Visitors to the Tate will have to walk past picket lines later this month after employees from Tate Enterprises, the gallery’s commercial arm, voted to take strike action in light of restructuring plans which could result in redundancies across the company.
Tate Enterprises, which operates retail, catering and publishing services across all of the Tate sites, is preparing to axe around 200 jobs this summer in a bid to stave off the financial fallout of the coronavirus pandemic.
The Public and Commercial Services Union (PCS) is campaigning for Tate, which owns Tate Enterprises Ltd, to step in and halt job losses at the company. A recent ballot on strike action held by the PCS resulted in an 88% yes vote. PCS says that more than 100 of its members will subsequently strike from 18 August; a Tate spokeswoman confirms that the strike will go ahead.
In a recent interview on BBC Radio 4 (Desert Island Discs), Tate director Maria Balshaw defended the restructure plans, adding that she has intervened and is consulting with staff regarding redundancies.
"We're almost unique in that we run all our own shops and cafes, and that means that everything that people experience at Tate reflects our values…. we are facing 50% fewer visitors coming to our galleries for probably quite a long time… sadly at the moment the trading business is too big," she said. Tate underlines that it has allocated £5m from its reserves to Tate Enterprises.
PCS also launched a consultative online strike ballot on 10 August at the Southbank Centre in London. The move comes after the centre, which includes the Hayward Gallery, announced plans to make up to 400 of its staff redundant in the wake of the coronavirus crisis.
PCS says that “the Southbank Centre has confirmed that it does not intend to pay its long-standing redundancy terms to the hundreds of staff currently at risk”, which will mean “the loss of thousands of pounds in redundancy payments”.
The Southbank Centre responded: "Our central aim in all of the decisions we’re making now is to preserve the centre’s future. We very much wish we could pay our existing company terms but we simply cannot afford it. We’ve made the decision to pay better terms to those staff who have worked with us for less than two years, so that everybody is compensated. If we didn't do this, those with less than two years service would get nothing. Unlike other arts organisations we have no casual staff, so most of our front of house colleagues will also receive redundancy terms. Paying our company terms would push us towards administration."
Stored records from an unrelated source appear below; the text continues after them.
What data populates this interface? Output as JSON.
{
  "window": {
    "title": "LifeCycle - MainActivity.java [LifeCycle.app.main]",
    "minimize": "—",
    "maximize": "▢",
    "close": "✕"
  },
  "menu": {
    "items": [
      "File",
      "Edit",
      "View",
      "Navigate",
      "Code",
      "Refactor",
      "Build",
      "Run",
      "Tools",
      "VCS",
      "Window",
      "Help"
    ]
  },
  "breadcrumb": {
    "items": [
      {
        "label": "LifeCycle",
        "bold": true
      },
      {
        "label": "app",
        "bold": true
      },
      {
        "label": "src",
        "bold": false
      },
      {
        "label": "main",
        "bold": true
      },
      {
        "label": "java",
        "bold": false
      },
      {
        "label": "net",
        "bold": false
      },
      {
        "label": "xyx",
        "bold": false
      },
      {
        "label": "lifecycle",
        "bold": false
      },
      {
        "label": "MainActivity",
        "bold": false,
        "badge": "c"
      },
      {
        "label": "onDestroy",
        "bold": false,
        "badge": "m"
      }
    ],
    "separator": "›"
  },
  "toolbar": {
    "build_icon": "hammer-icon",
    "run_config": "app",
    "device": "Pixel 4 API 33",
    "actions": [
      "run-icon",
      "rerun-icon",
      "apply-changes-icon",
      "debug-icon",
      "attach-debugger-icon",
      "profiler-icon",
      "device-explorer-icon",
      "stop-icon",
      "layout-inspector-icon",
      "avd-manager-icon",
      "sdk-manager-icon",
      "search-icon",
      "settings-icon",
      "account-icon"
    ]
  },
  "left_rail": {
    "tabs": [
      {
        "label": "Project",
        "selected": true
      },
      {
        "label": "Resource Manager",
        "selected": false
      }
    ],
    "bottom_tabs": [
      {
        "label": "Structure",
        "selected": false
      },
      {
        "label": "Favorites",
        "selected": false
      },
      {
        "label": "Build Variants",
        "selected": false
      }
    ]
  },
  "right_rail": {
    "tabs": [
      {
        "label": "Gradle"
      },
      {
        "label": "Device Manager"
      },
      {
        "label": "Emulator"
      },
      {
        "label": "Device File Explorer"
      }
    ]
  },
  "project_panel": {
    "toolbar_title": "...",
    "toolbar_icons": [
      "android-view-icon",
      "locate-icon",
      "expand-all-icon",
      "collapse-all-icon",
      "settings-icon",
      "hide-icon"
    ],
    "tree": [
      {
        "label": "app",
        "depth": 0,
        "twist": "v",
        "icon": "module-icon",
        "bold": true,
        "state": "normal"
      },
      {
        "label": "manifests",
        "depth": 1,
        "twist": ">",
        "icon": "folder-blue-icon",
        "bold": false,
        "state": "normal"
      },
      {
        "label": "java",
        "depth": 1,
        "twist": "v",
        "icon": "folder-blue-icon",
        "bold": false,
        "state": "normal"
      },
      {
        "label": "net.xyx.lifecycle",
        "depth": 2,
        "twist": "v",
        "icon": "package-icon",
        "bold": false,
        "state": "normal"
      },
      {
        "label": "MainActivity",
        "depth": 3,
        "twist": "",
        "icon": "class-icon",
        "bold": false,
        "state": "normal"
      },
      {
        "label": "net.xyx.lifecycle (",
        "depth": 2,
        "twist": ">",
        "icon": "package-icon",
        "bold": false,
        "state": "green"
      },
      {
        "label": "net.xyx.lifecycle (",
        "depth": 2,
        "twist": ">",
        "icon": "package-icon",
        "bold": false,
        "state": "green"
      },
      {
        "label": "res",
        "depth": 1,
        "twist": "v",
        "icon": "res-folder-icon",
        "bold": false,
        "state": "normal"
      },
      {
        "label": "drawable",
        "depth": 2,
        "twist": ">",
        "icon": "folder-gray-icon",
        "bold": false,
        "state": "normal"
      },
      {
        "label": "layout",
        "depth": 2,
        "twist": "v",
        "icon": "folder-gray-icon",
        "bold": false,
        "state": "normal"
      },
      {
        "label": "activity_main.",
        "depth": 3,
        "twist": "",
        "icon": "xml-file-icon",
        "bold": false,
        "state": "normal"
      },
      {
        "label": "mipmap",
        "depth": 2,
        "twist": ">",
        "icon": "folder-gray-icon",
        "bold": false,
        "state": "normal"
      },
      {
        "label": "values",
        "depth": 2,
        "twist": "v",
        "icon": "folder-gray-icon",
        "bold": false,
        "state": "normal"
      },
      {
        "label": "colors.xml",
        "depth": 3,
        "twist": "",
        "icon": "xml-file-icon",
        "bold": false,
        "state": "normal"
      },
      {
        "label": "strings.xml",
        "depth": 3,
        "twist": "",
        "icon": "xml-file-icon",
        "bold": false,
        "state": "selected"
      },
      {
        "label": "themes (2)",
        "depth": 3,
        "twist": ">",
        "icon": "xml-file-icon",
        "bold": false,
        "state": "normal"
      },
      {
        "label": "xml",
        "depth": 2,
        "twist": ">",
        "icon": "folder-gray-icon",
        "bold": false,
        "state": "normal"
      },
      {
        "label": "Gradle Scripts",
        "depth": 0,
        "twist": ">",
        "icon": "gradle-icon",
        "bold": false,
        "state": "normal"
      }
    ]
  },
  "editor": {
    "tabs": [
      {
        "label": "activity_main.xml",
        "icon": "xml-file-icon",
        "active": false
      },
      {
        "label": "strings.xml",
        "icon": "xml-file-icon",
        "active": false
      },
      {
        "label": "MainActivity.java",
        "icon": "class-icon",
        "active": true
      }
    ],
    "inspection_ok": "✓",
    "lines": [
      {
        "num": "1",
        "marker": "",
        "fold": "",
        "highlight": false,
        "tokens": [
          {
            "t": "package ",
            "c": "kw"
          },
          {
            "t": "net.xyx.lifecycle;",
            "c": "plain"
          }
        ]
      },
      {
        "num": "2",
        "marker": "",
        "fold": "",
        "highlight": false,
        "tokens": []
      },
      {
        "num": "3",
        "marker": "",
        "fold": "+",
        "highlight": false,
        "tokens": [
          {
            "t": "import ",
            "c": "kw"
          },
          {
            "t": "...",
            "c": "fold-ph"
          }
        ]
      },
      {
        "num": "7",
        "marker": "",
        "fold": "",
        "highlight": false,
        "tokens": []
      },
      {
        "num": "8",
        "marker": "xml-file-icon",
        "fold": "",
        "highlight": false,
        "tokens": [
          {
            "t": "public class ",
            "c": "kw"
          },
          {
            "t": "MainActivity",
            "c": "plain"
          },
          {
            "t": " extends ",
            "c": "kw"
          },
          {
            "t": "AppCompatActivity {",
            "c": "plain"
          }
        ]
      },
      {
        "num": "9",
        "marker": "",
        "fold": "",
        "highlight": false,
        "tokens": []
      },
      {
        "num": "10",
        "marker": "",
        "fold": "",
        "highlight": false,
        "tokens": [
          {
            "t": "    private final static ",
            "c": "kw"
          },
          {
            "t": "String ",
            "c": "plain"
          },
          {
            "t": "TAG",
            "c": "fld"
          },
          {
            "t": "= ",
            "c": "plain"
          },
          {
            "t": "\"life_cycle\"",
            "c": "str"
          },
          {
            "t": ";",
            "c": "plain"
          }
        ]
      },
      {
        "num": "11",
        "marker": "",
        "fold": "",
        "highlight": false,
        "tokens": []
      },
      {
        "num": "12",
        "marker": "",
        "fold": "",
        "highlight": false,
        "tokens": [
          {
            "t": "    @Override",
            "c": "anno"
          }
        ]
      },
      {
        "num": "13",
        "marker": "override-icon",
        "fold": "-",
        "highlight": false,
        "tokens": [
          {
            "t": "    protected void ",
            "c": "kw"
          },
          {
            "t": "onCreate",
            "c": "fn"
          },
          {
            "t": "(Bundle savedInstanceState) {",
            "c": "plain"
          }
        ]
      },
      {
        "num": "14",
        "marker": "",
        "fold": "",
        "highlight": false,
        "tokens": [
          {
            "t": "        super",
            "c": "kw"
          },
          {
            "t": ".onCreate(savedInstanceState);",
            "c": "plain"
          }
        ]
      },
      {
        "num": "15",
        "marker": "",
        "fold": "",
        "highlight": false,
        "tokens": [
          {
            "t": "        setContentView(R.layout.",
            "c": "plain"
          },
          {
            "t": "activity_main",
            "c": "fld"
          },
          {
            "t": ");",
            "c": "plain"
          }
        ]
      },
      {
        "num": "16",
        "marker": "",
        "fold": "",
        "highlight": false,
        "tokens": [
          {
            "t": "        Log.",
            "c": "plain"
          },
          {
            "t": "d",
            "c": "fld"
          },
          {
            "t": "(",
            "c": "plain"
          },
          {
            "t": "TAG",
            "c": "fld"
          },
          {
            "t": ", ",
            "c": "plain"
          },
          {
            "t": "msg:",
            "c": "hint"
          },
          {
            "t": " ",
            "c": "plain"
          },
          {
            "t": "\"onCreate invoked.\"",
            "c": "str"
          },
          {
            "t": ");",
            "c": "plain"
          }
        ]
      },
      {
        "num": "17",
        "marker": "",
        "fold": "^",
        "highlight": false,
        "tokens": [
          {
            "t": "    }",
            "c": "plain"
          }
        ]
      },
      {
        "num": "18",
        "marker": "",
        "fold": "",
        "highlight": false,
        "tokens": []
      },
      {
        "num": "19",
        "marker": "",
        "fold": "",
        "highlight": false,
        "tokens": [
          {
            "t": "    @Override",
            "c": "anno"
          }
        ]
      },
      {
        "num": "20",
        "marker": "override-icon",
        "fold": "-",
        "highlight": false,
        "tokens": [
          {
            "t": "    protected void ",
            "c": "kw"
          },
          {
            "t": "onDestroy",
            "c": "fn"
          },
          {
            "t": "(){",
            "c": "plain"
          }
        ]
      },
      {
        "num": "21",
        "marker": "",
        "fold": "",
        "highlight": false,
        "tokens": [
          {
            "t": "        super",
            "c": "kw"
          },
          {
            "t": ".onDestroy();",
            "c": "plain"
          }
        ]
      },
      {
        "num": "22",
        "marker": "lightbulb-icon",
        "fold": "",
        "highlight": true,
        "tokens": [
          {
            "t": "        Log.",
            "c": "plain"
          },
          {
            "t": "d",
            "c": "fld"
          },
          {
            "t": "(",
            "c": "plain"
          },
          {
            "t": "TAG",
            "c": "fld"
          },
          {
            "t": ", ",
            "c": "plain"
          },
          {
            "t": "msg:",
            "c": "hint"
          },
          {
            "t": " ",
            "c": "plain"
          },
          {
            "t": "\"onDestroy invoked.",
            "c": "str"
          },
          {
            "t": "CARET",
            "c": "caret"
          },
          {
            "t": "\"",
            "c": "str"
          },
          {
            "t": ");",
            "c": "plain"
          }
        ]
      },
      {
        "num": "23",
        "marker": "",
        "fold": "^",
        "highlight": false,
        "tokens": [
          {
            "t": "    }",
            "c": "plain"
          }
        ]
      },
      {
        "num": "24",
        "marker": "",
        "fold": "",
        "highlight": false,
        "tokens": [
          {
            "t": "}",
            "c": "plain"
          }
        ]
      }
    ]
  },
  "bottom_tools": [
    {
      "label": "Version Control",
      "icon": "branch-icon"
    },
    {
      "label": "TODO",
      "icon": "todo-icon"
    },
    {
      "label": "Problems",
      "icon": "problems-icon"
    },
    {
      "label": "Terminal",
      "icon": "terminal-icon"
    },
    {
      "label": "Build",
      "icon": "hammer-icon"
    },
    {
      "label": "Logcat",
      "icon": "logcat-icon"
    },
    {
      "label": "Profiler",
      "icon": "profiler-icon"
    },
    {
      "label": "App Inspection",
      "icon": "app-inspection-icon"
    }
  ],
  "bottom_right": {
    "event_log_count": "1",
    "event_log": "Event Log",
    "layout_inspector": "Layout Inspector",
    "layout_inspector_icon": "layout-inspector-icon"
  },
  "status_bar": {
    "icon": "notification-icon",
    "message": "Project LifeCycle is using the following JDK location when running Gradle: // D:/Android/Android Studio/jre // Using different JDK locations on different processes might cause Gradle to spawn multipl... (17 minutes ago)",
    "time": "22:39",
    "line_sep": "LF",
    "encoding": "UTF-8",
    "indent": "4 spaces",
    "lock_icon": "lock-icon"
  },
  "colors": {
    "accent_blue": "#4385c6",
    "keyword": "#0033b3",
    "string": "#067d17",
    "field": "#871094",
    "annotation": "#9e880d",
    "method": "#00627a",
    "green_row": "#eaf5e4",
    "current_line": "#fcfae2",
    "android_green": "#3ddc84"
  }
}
The union is subsequently “asking those members, particularly those still working at the Hayward Gallery and in other roles across the organisation, if they are prepared to take action in defence of their redundancy terms”. A PCS spokesman says that the Unite union also plans to join the ballot. “This will run online initially for around a week; we will then see if a statutory postal ballot is required,” he says.
PCS says it has called on the Southbank Centre to apply for the government’s £1.5bn cultural recovery fund to pay for jobs throughout the closure, and to preserve one of the countries “cultural crown jewels”. A spokeswoman for the Southbank Centre says: “We're waiting to see the loan scheme guidance so we can take an informed decision about applying to the fund.”
The programme of planned “brutal redundancies” was called out earlier this month in an open letter (#SouthbankSOS) which has since been signed by over 7,000 people including current and former employees. On 4 August, the senior leadership team at the Southbank Centre issued a detailed response, counteracting claims made in the letter.
Crucially, the signatories of #SouthbankSOS say that the cuts will disproportionately affect Bame (Black, Asian and minority ethnic) staff. But the Southbank response stresses that “our redundancy programme will be subject to an equality impact assessment. We will rebuild our organisation in the future with diversity and equality absolutely central to our recovery”.
A second #SouthbankSOS letter says that the Southbank leadership team’s statement leans “heavily on both distraction and denial, and does not attempt to address the core issues we raised in the letter”.